On Thursday we made our regular outside run with Elder Adou and Foucher and Soeur Nadia to teach Mama Rosemond and go to Calavie to teach Mama Julianne. This time we took Frere Geoffry, the first missionary from the branch who just returned from his mission with us since he speaks Fon. As we have said before, both are mothers of missionaries from the branch, serving in Ivory Coast. There were a couple of surprises, however. By way of explanation, any older person is addressed by mama or papa so instead of Elder and Sister that is how we are frequently addressed. First when we arrived at Mama Rosemond’s she said it would be a few minutes so we waited and visited and she finally came for the lesson. As soon as the lesson was finished she got up and started to put a feast before us. There was no intestine soup here and everything was absolutely delicious.
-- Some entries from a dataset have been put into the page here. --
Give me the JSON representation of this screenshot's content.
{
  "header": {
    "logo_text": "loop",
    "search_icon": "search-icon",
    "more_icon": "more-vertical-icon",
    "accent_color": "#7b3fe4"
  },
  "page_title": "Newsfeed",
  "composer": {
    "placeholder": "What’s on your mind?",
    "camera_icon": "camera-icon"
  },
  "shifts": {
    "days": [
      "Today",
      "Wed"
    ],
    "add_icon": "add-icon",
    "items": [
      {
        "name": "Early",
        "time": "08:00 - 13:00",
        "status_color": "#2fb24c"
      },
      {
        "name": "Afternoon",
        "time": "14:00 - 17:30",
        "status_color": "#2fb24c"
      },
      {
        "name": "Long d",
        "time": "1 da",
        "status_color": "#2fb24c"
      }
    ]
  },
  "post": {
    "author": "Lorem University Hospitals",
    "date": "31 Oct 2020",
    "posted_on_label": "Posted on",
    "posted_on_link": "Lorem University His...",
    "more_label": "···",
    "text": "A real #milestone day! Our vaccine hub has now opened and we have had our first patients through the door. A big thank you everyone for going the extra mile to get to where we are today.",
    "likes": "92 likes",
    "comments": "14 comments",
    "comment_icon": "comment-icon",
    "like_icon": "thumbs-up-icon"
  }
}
She made a big bowl of pate rouge which is corn flour and tomato paste mixed and cooked in a pan. It was accompanied by a sauce of fresh tomatoes, onions and piments. She had a big bowl of fried rabbit and one of French fries. After that she served fresh papaya and bananas. We like those kind of surprises!
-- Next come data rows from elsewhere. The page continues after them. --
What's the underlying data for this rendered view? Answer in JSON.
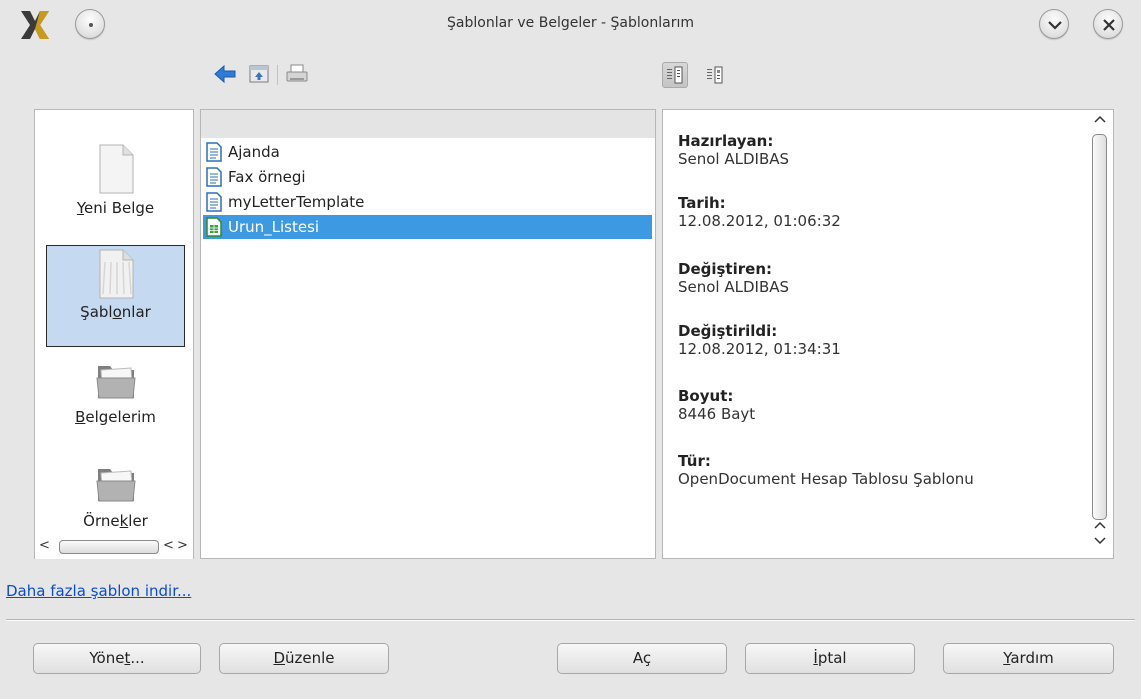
{
  "window": {
    "title": "Şablonlar ve Belgeler - Şablonlarım"
  },
  "categories": [
    {
      "pre": "",
      "mnemonic": "Y",
      "post": "eni Belge"
    },
    {
      "pre": "Şabl",
      "mnemonic": "o",
      "post": "nlar"
    },
    {
      "pre": "",
      "mnemonic": "B",
      "post": "elgelerim"
    },
    {
      "pre": "Örne",
      "mnemonic": "k",
      "post": "ler"
    }
  ],
  "files": [
    {
      "name": "Ajanda",
      "icon": "text-document-icon"
    },
    {
      "name": "Fax örnegi",
      "icon": "text-document-icon"
    },
    {
      "name": "myLetterTemplate",
      "icon": "text-document-icon"
    },
    {
      "name": "Urun_Listesi",
      "icon": "spreadsheet-icon",
      "selected": true
    }
  ],
  "info": [
    {
      "label": "Hazırlayan:",
      "value": "Senol ALDIBAS"
    },
    {
      "label": "Tarih:",
      "value": "12.08.2012, 01:06:32"
    },
    {
      "label": "Değiştiren:",
      "value": "Senol ALDIBAS"
    },
    {
      "label": "Değiştirildi:",
      "value": "12.08.2012, 01:34:31"
    },
    {
      "label": "Boyut:",
      "value": "8446 Bayt"
    },
    {
      "label": "Tür:",
      "value": "OpenDocument Hesap Tablosu Şablonu"
    }
  ],
  "download_link": "Daha fazla şablon indir...",
  "buttons": {
    "manage": {
      "pre": "Yöne",
      "mnemonic": "t",
      "post": "..."
    },
    "edit": {
      "pre": "",
      "mnemonic": "D",
      "post": "üzenle"
    },
    "open": {
      "pre": "Aç",
      "mnemonic": "",
      "post": ""
    },
    "cancel": {
      "pre": "",
      "mnemonic": "İ",
      "post": "ptal"
    },
    "help": {
      "pre": "",
      "mnemonic": "Y",
      "post": "ardım"
    }
  },
  "colors": {
    "selection": "#3d9ae2",
    "category_selected": "#c5daf0",
    "link": "#0a4bd6"
  }
}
We have mentioned going to Calavie before and we thoroughly enjoy seeing Julianne every week. He speaks Fon so he was able to teach her in Fon so she could read his lips just fine and we could skip the translation process with Nadia. It was really fun to sit there and hear both of them teach the gospel taught in Fon. Once in a while they filled us in on how she was responding. She really understands the gospel despite her hearing handicap. Elder Geoffry was obviously an excellent missionary and really knows how to teach. We couldn’t understand the Fon but I could the French when he was helping to teach Mama Rosemond and discovered that the same thing happens to these African missionaries as happens to American missionaries when they go on a mission. They come back mature adults with a good knowledge of the gospel and how to teach it to others. I hope the same thing happens to Soeur Black and me.
Soeur Black’s Birthday was August 1. As the word spread a little she received lots of birthday wishes from members and missionaries. We pretty much took the day off just doing things that needed to be done here at the apartment then drove around looking for a missionary apartment in Akpakpa and went out to a nice dinner. August 1 is independence day here in Benin so most things were closed and there were celebrations going on here and there.